**What to produce:**
Work through the records below, line by line, and say how many lines include "time", with nothing else.

**Data records for software interfaces:**
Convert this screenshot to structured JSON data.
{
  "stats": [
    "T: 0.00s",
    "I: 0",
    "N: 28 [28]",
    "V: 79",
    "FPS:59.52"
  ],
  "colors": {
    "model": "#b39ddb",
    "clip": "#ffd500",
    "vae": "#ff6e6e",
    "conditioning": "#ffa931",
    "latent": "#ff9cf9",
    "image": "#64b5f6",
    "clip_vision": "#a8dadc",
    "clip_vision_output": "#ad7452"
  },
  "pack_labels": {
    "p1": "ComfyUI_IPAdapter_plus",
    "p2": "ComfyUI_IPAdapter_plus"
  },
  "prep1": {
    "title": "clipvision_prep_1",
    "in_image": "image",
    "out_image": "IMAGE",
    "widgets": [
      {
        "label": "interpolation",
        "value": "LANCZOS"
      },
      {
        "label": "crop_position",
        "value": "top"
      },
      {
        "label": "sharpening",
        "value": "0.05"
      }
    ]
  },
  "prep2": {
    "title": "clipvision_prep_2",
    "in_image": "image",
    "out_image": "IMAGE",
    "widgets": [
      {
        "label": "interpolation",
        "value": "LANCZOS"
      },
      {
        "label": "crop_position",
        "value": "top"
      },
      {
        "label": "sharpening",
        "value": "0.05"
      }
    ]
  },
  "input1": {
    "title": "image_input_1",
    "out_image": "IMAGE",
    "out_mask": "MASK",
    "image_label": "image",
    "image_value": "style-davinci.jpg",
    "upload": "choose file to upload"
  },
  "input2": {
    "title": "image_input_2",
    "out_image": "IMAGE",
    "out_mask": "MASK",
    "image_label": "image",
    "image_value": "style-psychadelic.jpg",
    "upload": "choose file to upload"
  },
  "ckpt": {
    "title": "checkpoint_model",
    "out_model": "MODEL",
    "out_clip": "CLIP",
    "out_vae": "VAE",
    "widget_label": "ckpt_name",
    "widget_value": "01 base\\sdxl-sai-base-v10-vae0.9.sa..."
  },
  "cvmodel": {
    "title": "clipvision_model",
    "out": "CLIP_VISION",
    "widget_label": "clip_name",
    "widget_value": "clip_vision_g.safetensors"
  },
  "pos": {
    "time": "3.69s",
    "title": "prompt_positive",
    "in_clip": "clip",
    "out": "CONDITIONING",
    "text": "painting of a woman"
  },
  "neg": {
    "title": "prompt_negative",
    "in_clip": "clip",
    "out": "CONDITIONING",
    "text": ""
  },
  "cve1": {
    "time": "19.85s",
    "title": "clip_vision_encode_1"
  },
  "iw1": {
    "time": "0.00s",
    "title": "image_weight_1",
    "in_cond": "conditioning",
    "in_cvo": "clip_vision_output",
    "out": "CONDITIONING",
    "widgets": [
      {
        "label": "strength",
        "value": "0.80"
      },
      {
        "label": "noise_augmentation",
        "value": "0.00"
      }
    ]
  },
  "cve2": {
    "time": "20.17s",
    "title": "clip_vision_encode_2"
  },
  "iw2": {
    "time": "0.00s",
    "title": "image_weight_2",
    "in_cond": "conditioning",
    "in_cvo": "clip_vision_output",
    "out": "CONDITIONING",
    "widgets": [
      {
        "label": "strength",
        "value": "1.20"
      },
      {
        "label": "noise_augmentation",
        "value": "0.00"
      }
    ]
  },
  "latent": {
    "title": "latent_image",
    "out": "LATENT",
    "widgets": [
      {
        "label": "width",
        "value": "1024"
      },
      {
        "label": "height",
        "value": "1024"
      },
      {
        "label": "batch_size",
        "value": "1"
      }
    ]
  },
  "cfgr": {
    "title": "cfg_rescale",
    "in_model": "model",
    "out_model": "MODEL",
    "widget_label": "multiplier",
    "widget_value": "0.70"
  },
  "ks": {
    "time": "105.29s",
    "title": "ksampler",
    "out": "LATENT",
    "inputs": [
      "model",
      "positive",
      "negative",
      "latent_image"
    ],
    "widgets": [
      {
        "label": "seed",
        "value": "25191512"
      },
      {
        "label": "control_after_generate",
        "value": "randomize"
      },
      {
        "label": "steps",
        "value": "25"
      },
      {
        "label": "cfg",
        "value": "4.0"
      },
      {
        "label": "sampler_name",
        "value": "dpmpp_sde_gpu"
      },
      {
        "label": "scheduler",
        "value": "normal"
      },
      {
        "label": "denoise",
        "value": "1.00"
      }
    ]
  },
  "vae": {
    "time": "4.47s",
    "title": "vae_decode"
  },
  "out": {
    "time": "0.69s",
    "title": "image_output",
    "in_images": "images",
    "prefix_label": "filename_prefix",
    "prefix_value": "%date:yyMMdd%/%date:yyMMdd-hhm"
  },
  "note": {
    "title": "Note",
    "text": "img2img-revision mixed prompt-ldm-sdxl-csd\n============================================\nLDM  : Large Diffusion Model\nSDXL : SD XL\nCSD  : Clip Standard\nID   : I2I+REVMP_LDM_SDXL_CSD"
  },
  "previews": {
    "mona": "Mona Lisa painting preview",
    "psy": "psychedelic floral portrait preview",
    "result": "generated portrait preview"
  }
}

**Task output:**
8